For The Love Of The Planet: 3 Reasons Why I Went Vegan


Months ago, I went vegan. That's right, along with no longer consuming meat, I decided I would no longer eat dairy or eggs. Yep, no cheese, no milk, no butter, yogurt, honey, no eggs over easy, hard-boiled, scrambled or poached.

Animal products are basically embedded in our modern society.

From the Thanksgiving turkey to the Easter ham to Fourth of July hot dogs, eating animals has become ritualistic and ingrained in most of our upbringings as integral parts of celebrations, festivities and even heartbreak (I'm talking eating your weight in ice cream and pizza bites after a particularly bad day).

Eating animals is such a strong part of our culture that most people could not fathom the concept of my plant-based diet, and basically thought I was insane.

So, why did I choose to seemingly turn my back on my culture for one that from the outside, looks like a life of depravity in our world of excess? I'll tell you why.
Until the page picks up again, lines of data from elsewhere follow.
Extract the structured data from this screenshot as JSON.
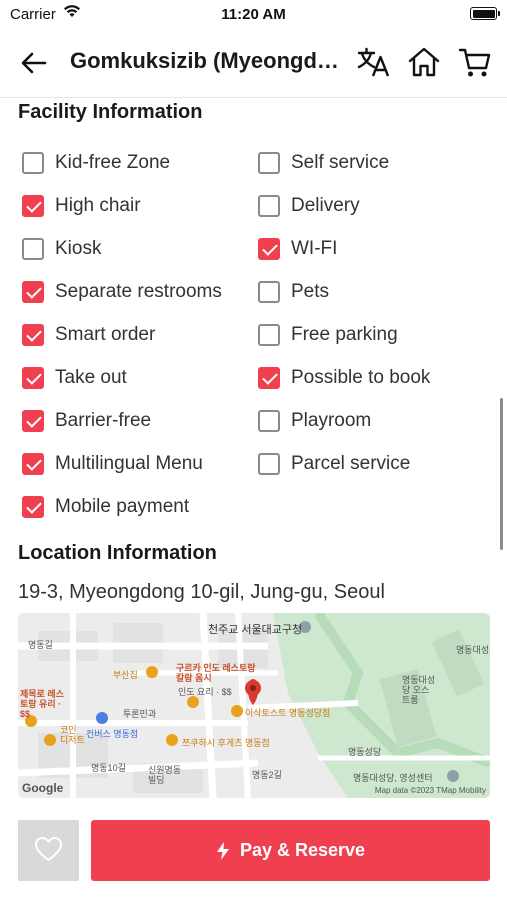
{
  "status_bar": {
    "carrier": "Carrier",
    "time": "11:20 AM"
  },
  "header": {
    "title": "Gomkuksizib (Myeongdong)",
    "icons": [
      "back-arrow-icon",
      "translate-icon",
      "home-icon",
      "cart-icon"
    ]
  },
  "facility": {
    "title": "Facility Information",
    "items": [
      {
        "label": "Kid-free Zone",
        "checked": false
      },
      {
        "label": "Self service",
        "checked": false
      },
      {
        "label": "High chair",
        "checked": true
      },
      {
        "label": "Delivery",
        "checked": false
      },
      {
        "label": "Kiosk",
        "checked": false
      },
      {
        "label": "WI-FI",
        "checked": true
      },
      {
        "label": "Separate restrooms",
        "checked": true
      },
      {
        "label": "Pets",
        "checked": false
      },
      {
        "label": "Smart order",
        "checked": true
      },
      {
        "label": "Free parking",
        "checked": false
      },
      {
        "label": "Take out",
        "checked": true
      },
      {
        "label": "Possible to book",
        "checked": true
      },
      {
        "label": "Barrier-free",
        "checked": true
      },
      {
        "label": "Playroom",
        "checked": false
      },
      {
        "label": "Multilingual Menu",
        "checked": true
      },
      {
        "label": "Parcel service",
        "checked": false
      },
      {
        "label": "Mobile payment",
        "checked": true
      }
    ]
  },
  "location": {
    "title": "Location Information",
    "address": "19-3, Myeongdong 10-gil, Jung-gu, Seoul",
    "map": {
      "labels": {
        "l1": "천주교 서울대교구청",
        "l2": "부산집",
        "l3": "구르카 인도 레스토랑 칼람 옴시",
        "l4": "인도 요리 · $$",
        "l5": "이삭토스트 명동성당점",
        "l6": "코인 디저트",
        "l7": "컨버스 명동점",
        "l8": "쯔쿠하시 후게츠 명동점",
        "l9": "명동길",
        "l10": "명동성당",
        "l11": "명동대성당, 영성센터",
        "l12": "신원명동 빌딩",
        "l13": "명동대성당 오스트룸",
        "l14": "명동10길",
        "l15": "투론민과",
        "l16": "제목로 레스토랑 유리 · $$",
        "l17": "명동2길",
        "l18": "명동대성길"
      },
      "google": "Google",
      "credit": "Map data ©2023 TMap Mobility"
    }
  },
  "bottom": {
    "pay_label": "Pay & Reserve"
  },
  "colors": {
    "accent": "#f0404f",
    "fav_bg": "#d9d9d9",
    "text": "#333333"
  }
}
For my health

When I started to look into veganism, I poured over articles highlighting the negative effects that animal products have on the human body.

From increased risks of chronic diseases and cancers to skin problems, fatigue and stomachaches, our ritualistic consumption of animal products in this society has resulted in some dire consequences, which, maybe more shockingly, seem normal to us.

Once I switched to a vegan lifestyle, it confirmed everything I read, researched and pored over. I no longer experienced frequent upset stomachs; my digestion improved drastically; my acne, which I developed in college (great timing...), cleared up and my skin glowed.

I not only look and feel fitter than ever, but just feel lighter, too. And, by choosing to get my nutrients from living plants that get their energy directly from the sun, my own energy levels have increased dramatically, and I no longer experience constant fatigue.

Plus, because the foods I consume are beneficial to my health rather than damaging and are typically lower in calories and fat, I eat more than I ever have before and never ever feel deprived. Who doesn't want to eat more?!

As a vegan, I not only survive, I thrive.

For the animals

I've always been an animal lover, but I was also a meat eater. I, of course, knew I was eating animals, and knew they had to be killed in the process, but like most people embedded in a society where meat is king, I just ate my burger without thinking about how it got on my plate.

When I was thinking about going vegan, I decided to watch the documentary, "Earthlings."

"Earthlings" opened my eyes to a side of the meat and dairy industry I never knew before: how these animals were treated not only during their slaughter, but also before their slaughter. We breed farm animals for the sole sake of eating and treat them as commodities for the entire time they're alive.

Animals on factory farms are kept in confinement for the entirety of their short lives, some never even seeing daylight, most of them sick from birth, thanks to genetic mutations, constant antibiotics needed to keep them alive and untreated infections and injuries from their grotesque living quarters.

Up until I watched "Earthlings," I was naïve to just how cruel and unusual the punishment is that innocent animals go through just so we can eat them unnecessarily.

"Earthlings" got me committed. Because why, if I don't need to eat animals to survive, would I want to contribute to cruelty every time I eat a meal?

If eating a burger isn't beneficial to my health, and it harms other living things, is it worth it? To me, it's not.

For the planet

The factory farming institution is one of the world's leading causes of carbon and methane emissions. I just recently discovered this troubling fact and was extremely curious as to why this is true.

Think about it, though: A large portion of the rainforests we destroy are used for growing feed for farm animals, and also for pastures for these animals.

Where there was once plant life and animal life in abundance, there are now overused fields of grain and millions of cows producing massive amounts of waste.

Back here in America, factory farms use an insane amount of energy and produce their own catastrophic amounts of waste. We grow the feed for the animals that we then use energy to raise, slaughter and ship. How is this at all an efficient system?

Answer: It's not.

Where does the animal waste go? On most factory farms, animal waste is collected into literal lakes of sh*t. Yep, sh*t lakes.

Not only are these lakes toxic to the factory farm workers and the surrounding inhabitants, they also frequently leak and have caused damage to the ocean and surrounding land, as well.

With so many hungry people in the world, doesn't it feel backwards to grow tons and tons of feed for animals within an industry that does unthinkable harm to our planet, when, instead, we could use this grain to feed the billions of hungry people in the world without contributing to a system based on unnecessary cruelty?

It sure does make you think.

With every meal I eat, I am benefitting my body, taking a stand against cruelty and trying my best to not contribute to the degradation of the planet.

If humans became more mindful of what they eat, where their food comes from and the consequences of their meals, I truly believe the world would be a better place.